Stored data
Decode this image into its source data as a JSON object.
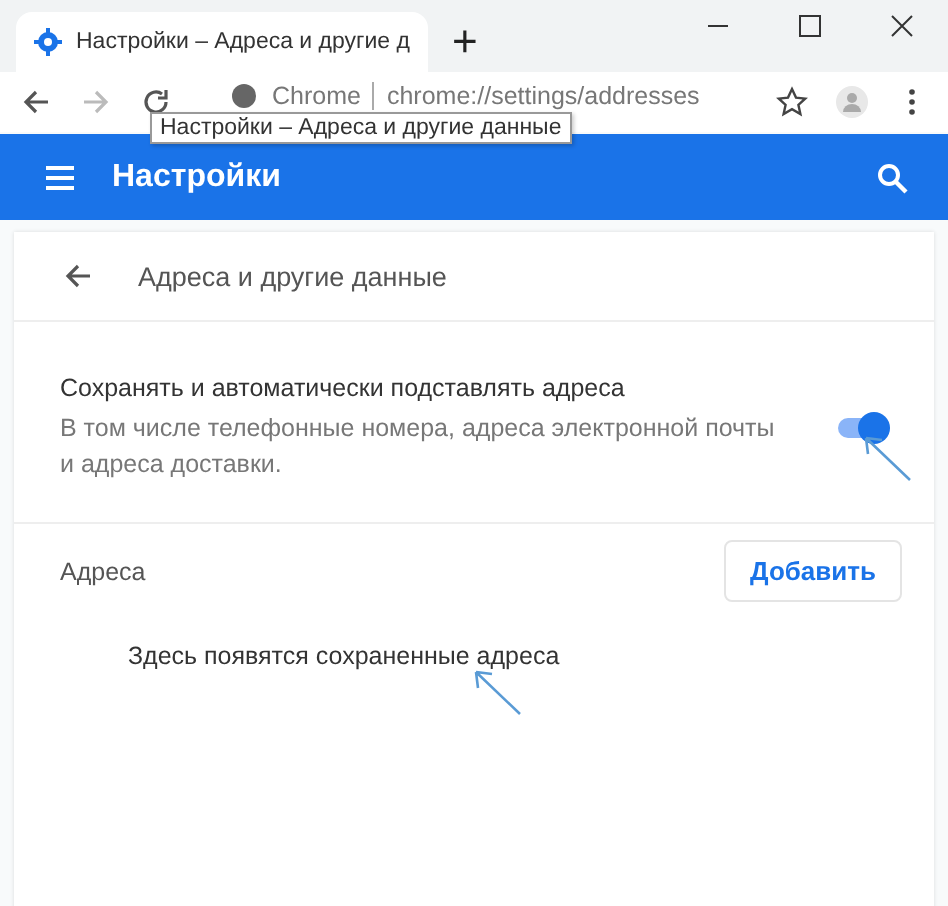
{
  "browser": {
    "tab": {
      "title": "Настройки – Адреса и другие д",
      "selected": true
    },
    "new_tab": "+",
    "site_label": "Chrome",
    "url": "chrome://settings/addresses",
    "tooltip": "Настройки – Адреса и другие данные"
  },
  "header": {
    "title": "Настройки"
  },
  "page": {
    "title": "Адреса и другие данные",
    "setting": {
      "label": "Сохранять и автоматически подставлять адреса",
      "description": "В том числе телефонные номера, адреса электронной почты и адреса доставки.",
      "on": true
    },
    "section": {
      "title": "Адреса",
      "button": "Добавить",
      "empty": "Здесь появятся сохраненные адреса"
    }
  }
}
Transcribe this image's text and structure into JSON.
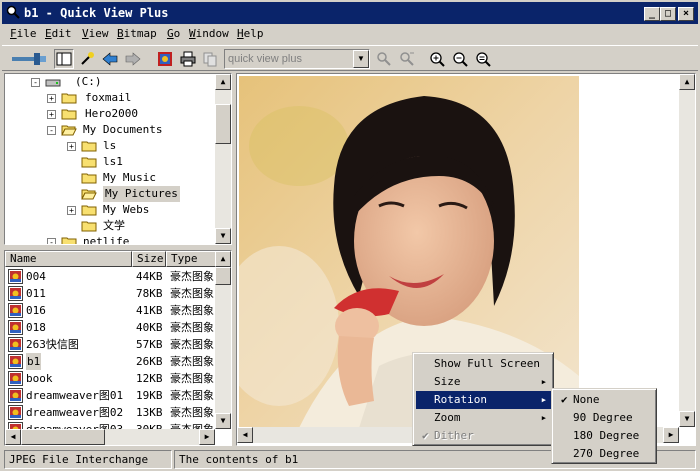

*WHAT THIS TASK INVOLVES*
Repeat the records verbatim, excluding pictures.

*TASK ANSWER*
Decode this image into its source data as a JSON object.
{
  "browser": {
    "tab": {
      "title": "Настройки – Адреса и другие д",
      "selected": true
    },
    "new_tab": "+",
    "site_label": "Chrome",
    "url": "chrome://settings/addresses",
    "tooltip": "Настройки – Адреса и другие данные"
  },
  "header": {
    "title": "Настройки"
  },
  "page": {
    "title": "Адреса и другие данные",
    "setting": {
      "label": "Сохранять и автоматически подставлять адреса",
      "description": "В том числе телефонные номера, адреса электронной почты и адреса доставки.",
      "on": true
    },
    "section": {
      "title": "Адреса",
      "button": "Добавить",
      "empty": "Здесь появятся сохраненные адреса"
    }
  }
}
Transcribe this image's text and structure into JSON.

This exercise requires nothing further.